**Data section:**
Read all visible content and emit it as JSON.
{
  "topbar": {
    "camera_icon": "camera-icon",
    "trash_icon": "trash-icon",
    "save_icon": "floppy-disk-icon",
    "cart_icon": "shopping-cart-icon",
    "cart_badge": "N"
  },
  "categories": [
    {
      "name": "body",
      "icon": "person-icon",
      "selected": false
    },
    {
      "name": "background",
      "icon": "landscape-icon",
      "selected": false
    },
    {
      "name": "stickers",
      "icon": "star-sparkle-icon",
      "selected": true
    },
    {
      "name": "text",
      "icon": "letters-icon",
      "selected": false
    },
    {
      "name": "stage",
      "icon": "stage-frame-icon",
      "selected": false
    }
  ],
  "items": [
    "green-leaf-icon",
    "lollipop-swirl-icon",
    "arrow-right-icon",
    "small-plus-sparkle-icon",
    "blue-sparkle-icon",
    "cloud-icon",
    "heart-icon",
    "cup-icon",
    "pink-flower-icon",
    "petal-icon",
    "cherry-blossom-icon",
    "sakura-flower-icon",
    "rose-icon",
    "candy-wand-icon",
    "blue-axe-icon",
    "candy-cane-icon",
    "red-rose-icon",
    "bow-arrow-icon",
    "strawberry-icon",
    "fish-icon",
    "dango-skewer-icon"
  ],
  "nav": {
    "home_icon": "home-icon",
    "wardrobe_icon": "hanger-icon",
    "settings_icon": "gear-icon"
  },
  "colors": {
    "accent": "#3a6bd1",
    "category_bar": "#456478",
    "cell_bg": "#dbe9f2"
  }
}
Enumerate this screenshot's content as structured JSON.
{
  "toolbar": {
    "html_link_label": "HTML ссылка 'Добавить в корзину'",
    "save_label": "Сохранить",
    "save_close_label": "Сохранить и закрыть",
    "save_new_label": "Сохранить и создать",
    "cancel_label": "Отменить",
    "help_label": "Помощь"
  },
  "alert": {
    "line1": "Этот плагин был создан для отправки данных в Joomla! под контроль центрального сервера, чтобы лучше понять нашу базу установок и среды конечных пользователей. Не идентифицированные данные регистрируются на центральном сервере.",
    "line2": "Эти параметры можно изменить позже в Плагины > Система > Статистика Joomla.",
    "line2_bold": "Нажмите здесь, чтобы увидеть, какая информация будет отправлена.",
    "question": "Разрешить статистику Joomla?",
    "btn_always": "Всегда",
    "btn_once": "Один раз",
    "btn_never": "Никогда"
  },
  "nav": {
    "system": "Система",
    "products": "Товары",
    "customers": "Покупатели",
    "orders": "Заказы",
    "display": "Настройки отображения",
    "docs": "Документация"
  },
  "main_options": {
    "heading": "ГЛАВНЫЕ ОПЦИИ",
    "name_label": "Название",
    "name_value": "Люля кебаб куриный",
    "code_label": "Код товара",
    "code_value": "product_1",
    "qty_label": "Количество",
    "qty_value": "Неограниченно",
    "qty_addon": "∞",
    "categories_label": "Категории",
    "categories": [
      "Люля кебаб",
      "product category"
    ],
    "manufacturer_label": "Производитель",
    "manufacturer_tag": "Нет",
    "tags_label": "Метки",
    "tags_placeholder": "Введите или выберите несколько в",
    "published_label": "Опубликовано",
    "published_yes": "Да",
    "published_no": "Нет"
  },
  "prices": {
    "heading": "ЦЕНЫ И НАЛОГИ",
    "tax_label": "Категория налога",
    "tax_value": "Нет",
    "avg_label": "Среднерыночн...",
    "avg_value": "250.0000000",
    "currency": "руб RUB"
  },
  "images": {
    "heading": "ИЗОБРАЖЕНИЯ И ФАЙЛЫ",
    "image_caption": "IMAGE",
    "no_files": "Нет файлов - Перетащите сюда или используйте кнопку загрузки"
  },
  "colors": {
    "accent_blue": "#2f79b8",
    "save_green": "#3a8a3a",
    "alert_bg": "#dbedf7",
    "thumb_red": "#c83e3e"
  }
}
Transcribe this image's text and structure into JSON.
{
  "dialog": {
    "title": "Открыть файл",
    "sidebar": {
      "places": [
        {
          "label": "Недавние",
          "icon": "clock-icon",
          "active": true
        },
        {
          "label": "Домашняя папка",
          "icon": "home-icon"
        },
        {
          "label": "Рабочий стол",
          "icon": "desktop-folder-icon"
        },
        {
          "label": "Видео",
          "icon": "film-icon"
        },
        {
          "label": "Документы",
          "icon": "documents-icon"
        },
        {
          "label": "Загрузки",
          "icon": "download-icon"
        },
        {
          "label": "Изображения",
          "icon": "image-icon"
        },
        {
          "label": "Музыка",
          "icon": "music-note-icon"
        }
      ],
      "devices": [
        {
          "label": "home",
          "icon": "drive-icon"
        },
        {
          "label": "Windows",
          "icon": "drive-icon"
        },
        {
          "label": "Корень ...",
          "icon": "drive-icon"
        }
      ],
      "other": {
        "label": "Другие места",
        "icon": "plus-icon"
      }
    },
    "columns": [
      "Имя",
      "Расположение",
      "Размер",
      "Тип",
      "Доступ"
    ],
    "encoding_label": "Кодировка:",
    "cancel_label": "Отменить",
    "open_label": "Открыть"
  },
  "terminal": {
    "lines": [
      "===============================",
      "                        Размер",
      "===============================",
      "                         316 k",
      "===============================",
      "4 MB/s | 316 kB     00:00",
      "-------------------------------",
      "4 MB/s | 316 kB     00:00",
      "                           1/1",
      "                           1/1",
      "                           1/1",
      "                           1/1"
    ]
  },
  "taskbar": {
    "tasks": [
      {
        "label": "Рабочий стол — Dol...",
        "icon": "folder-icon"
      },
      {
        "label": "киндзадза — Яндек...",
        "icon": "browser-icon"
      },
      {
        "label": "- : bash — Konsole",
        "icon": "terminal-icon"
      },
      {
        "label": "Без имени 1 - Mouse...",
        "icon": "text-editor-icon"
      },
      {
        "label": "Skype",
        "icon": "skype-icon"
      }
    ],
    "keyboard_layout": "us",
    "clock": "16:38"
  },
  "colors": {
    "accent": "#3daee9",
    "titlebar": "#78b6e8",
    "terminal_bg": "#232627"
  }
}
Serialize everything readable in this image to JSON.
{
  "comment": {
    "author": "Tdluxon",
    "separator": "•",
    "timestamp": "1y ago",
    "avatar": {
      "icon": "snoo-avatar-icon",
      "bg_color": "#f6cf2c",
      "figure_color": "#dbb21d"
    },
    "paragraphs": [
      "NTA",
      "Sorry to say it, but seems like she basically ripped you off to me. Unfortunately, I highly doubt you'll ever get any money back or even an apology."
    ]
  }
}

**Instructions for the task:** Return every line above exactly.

**Solution to this exercise:**
Read all visible content and emit it as JSON.
{
  "topbar": {
    "camera_icon": "camera-icon",
    "trash_icon": "trash-icon",
    "save_icon": "floppy-disk-icon",
    "cart_icon": "shopping-cart-icon",
    "cart_badge": "N"
  },
  "categories": [
    {
      "name": "body",
      "icon": "person-icon",
      "selected": false
    },
    {
      "name": "background",
      "icon": "landscape-icon",
      "selected": false
    },
    {
      "name": "stickers",
      "icon": "star-sparkle-icon",
      "selected": true
    },
    {
      "name": "text",
      "icon": "letters-icon",
      "selected": false
    },
    {
      "name": "stage",
      "icon": "stage-frame-icon",
      "selected": false
    }
  ],
  "items": [
    "green-leaf-icon",
    "lollipop-swirl-icon",
    "arrow-right-icon",
    "small-plus-sparkle-icon",
    "blue-sparkle-icon",
    "cloud-icon",
    "heart-icon",
    "cup-icon",
    "pink-flower-icon",
    "petal-icon",
    "cherry-blossom-icon",
    "sakura-flower-icon",
    "rose-icon",
    "candy-wand-icon",
    "blue-axe-icon",
    "candy-cane-icon",
    "red-rose-icon",
    "bow-arrow-icon",
    "strawberry-icon",
    "fish-icon",
    "dango-skewer-icon"
  ],
  "nav": {
    "home_icon": "home-icon",
    "wardrobe_icon": "hanger-icon",
    "settings_icon": "gear-icon"
  },
  "colors": {
    "accent": "#3a6bd1",
    "category_bar": "#456478",
    "cell_bg": "#dbe9f2"
  }
}
Enumerate this screenshot's content as structured JSON.
{
  "toolbar": {
    "html_link_label": "HTML ссылка 'Добавить в корзину'",
    "save_label": "Сохранить",
    "save_close_label": "Сохранить и закрыть",
    "save_new_label": "Сохранить и создать",
    "cancel_label": "Отменить",
    "help_label": "Помощь"
  },
  "alert": {
    "line1": "Этот плагин был создан для отправки данных в Joomla! под контроль центрального сервера, чтобы лучше понять нашу базу установок и среды конечных пользователей. Не идентифицированные данные регистрируются на центральном сервере.",
    "line2": "Эти параметры можно изменить позже в Плагины > Система > Статистика Joomla.",
    "line2_bold": "Нажмите здесь, чтобы увидеть, какая информация будет отправлена.",
    "question": "Разрешить статистику Joomla?",
    "btn_always": "Всегда",
    "btn_once": "Один раз",
    "btn_never": "Никогда"
  },
  "nav": {
    "system": "Система",
    "products": "Товары",
    "customers": "Покупатели",
    "orders": "Заказы",
    "display": "Настройки отображения",
    "docs": "Документация"
  },
  "main_options": {
    "heading": "ГЛАВНЫЕ ОПЦИИ",
    "name_label": "Название",
    "name_value": "Люля кебаб куриный",
    "code_label": "Код товара",
    "code_value": "product_1",
    "qty_label": "Количество",
    "qty_value": "Неограниченно",
    "qty_addon": "∞",
    "categories_label": "Категории",
    "categories": [
      "Люля кебаб",
      "product category"
    ],
    "manufacturer_label": "Производитель",
    "manufacturer_tag": "Нет",
    "tags_label": "Метки",
    "tags_placeholder": "Введите или выберите несколько в",
    "published_label": "Опубликовано",
    "published_yes": "Да",
    "published_no": "Нет"
  },
  "prices": {
    "heading": "ЦЕНЫ И НАЛОГИ",
    "tax_label": "Категория налога",
    "tax_value": "Нет",
    "avg_label": "Среднерыночн...",
    "avg_value": "250.0000000",
    "currency": "руб RUB"
  },
  "images": {
    "heading": "ИЗОБРАЖЕНИЯ И ФАЙЛЫ",
    "image_caption": "IMAGE",
    "no_files": "Нет файлов - Перетащите сюда или используйте кнопку загрузки"
  },
  "colors": {
    "accent_blue": "#2f79b8",
    "save_green": "#3a8a3a",
    "alert_bg": "#dbedf7",
    "thumb_red": "#c83e3e"
  }
}
Transcribe this image's text and structure into JSON.
{
  "dialog": {
    "title": "Открыть файл",
    "sidebar": {
      "places": [
        {
          "label": "Недавние",
          "icon": "clock-icon",
          "active": true
        },
        {
          "label": "Домашняя папка",
          "icon": "home-icon"
        },
        {
          "label": "Рабочий стол",
          "icon": "desktop-folder-icon"
        },
        {
          "label": "Видео",
          "icon": "film-icon"
        },
        {
          "label": "Документы",
          "icon": "documents-icon"
        },
        {
          "label": "Загрузки",
          "icon": "download-icon"
        },
        {
          "label": "Изображения",
          "icon": "image-icon"
        },
        {
          "label": "Музыка",
          "icon": "music-note-icon"
        }
      ],
      "devices": [
        {
          "label": "home",
          "icon": "drive-icon"
        },
        {
          "label": "Windows",
          "icon": "drive-icon"
        },
        {
          "label": "Корень ...",
          "icon": "drive-icon"
        }
      ],
      "other": {
        "label": "Другие места",
        "icon": "plus-icon"
      }
    },
    "columns": [
      "Имя",
      "Расположение",
      "Размер",
      "Тип",
      "Доступ"
    ],
    "encoding_label": "Кодировка:",
    "cancel_label": "Отменить",
    "open_label": "Открыть"
  },
  "terminal": {
    "lines": [
      "===============================",
      "                        Размер",
      "===============================",
      "                         316 k",
      "===============================",
      "4 MB/s | 316 kB     00:00",
      "-------------------------------",
      "4 MB/s | 316 kB     00:00",
      "                           1/1",
      "                           1/1",
      "                           1/1",
      "                           1/1"
    ]
  },
  "taskbar": {
    "tasks": [
      {
        "label": "Рабочий стол — Dol...",
        "icon": "folder-icon"
      },
      {
        "label": "киндзадза — Яндек...",
        "icon": "browser-icon"
      },
      {
        "label": "- : bash — Konsole",
        "icon": "terminal-icon"
      },
      {
        "label": "Без имени 1 - Mouse...",
        "icon": "text-editor-icon"
      },
      {
        "label": "Skype",
        "icon": "skype-icon"
      }
    ],
    "keyboard_layout": "us",
    "clock": "16:38"
  },
  "colors": {
    "accent": "#3daee9",
    "titlebar": "#78b6e8",
    "terminal_bg": "#232627"
  }
}
Serialize everything readable in this image to JSON.
{
  "comment": {
    "author": "Tdluxon",
    "separator": "•",
    "timestamp": "1y ago",
    "avatar": {
      "icon": "snoo-avatar-icon",
      "bg_color": "#f6cf2c",
      "figure_color": "#dbb21d"
    },
    "paragraphs": [
      "NTA",
      "Sorry to say it, but seems like she basically ripped you off to me. Unfortunately, I highly doubt you'll ever get any money back or even an apology."
    ]
  }
}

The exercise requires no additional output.